Once you have turned your hundred ugly bowls you have paid your dues and developed some skill. You know what works and what doesn’t. You can judge what is a safe design and what is not. So off you go making objects of similar form and design.
I had my wares at a Craft Fair the other day and a man stopped to chat with me. He said that all my work looked the same. While I was very aware of the minor differences in my pieces, he was really correct. My designs and executions were predictable. I used classic forms and produced smooth surfaces. I did not take many chances.
Some of this may come from my desire to produce something functional from every good piece of wood I come across. Somehow I feel that wood is a trust and that it is my responsibility to make a useful object that will prolong the life of the wood from the once living tree. It took the tree so long to make the wood.
Recently I was visiting a friend in Lancaster, PA. As we walked to an art show in Long’s Park, we passed an open field used for athletics. I noticed a tree with drooping branches. Most deciduous tree branches don’t droop. It was a very large tree so I walked over to examine it more closely. It was a pear tree. It must have been more than three feet diameter and it was loaded with pears. I was reminded of the saying that it is the tree with the most fruit whose branches bow the lowest. I said I would really love to have some pear wood to work. Ever since reading about pear wood in James Krenov’s books I had been intrigued by the wood. My friend and I continued our walk to the park and I forgot about the incident.
The next week my wife came in after a walk in the neighborhood with a leaf and asked me to identify it. I told her it was a Bradford pear. She said she got it from a limb which had broken from a neighbor’s tree and it appeared to her eye to be large enough to make something from it. I walked over to take a look and agreed with her. I left a note in the mailbox. The next day the neighbor called and said the professionals had already removed the limb as it was blocking the driveway but would I like to have the whole tree that remained.
Bradford pears are well known for their rapid symmetrical growth and white flowers in the spring. They have been favored by landscapers for the past 20 years. Unfortunately, their growth habit makes them subject to shedding large limbs after about 18 years of growth. Some cities are removing them from city streets because of this habit. My neighbor told me that he had six Bradford pears planted in his yard when he moved in 22 years ago. This was the last one remaining and it was beginning to go.
This seems to happen to me so many times. I have a desire for a species of wood and then forget about it. The next thing I know I am blessed with an abundance of it. So now I had a whole tree to play with and did not have to be so darn conservative.

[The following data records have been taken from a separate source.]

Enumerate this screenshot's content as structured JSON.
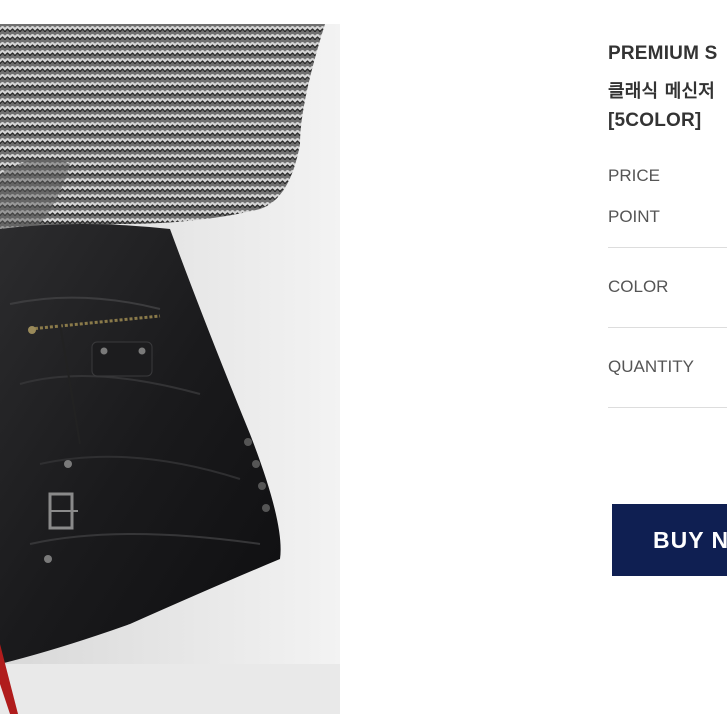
{
  "product": {
    "image_icon": "leather-bag-photo",
    "title_line1": "PREMIUM S",
    "title_line2": "클래식 메신저",
    "title_line3": "[5COLOR]"
  },
  "options": {
    "price_label": "PRICE",
    "point_label": "POINT",
    "color_label": "COLOR",
    "quantity_label": "QUANTITY"
  },
  "actions": {
    "buy_label": "BUY N"
  },
  "colors": {
    "buy_button_bg": "#0f1f52",
    "divider": "#dddddd",
    "title_text": "#333333",
    "label_text": "#555555"
  }
}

Nature’s attempt to buttress weak forks of a tree makes for spectacular grain patterns when cut at right angles to the pattern. In this case, cutting the log in half by connecting the cut to the middle of the growth centers of the two limbs of the fork will reveal the crotch or flame grain as it is sometimes called. Below is a cherry platter made from such a cut.
On seeing this my wife suggested that I make a set of six of them. To this I replied that it would probably take a set of six cherry trees as this wood is only in the fork of the tree and many of the slices check badly on drying. I never did really understand the feminine desire for sets of matching pieces.
This new found pear wood, however, was not large enough to do with what I did with the cherry. Yet I had a desire to do something different but still capture the wild grain. I looked at one forked log and decided to take some risks. I decided to bore right down into the crotch starting where the limbs parted from the main trunk.
This meant that I had to risk the bottom of the vessel splitting or checking in the drying process as the base would contain the center of growth of the tree. This is wood that is notorious for checking as it dries. Usually you try to eliminate it entirely.
By turning it green before it had a chance to dry, I reasoned, it might reduce the internal stresses enough so that the remaining heart wood in the base of the vessel would not have the force to split the piece.
So, I mounted the log between centers with the main trunk of the log parallel to the bed of the lathe and turned it roughly round and then began to shape the outside.
By turning a tenon or plug on the base end I was able to remove it from between centers and mount it in a scroll chuck on one end with the other end free so that I could make the hollowing cuts.
Making hollow vessels is something I have not been doing very long and find it a bit challenging. This time the process seemed to go fairly smoothly. To judge the thickness of the wall I used a bright light behind the turning and when I could see light transmitted through the wall of the turning as it spun I knew that I was about there. I was a bit surprised that light will penetrate a turning wall that is 1/8th of an inch thick as this is still quite strong in a circular form.
Some of the rim of my hollow vessel was flat where the limbs had been sawn off and some was natural edged wood. How could I make this look like something? After some study when the piece was removed from the lathe I decided to carve some flowing curves to replace the straight sawn lines of parts of the rim. The other parts I left natural so you could see that it was made from a crotch piece of wood.
Being turned thin walled while still green, the wood did not check or the bottom split. I was rewarded in my risk taking with the lovely flame grain pattern on each side of the vessel nearest to the crotch. Some members of my turning club have said that pear wood is boring and seek to enhance it with colored dyes. To my eye the grain pattern is fascinating and needed nothing but some tung oil and wax to give it a light sheen.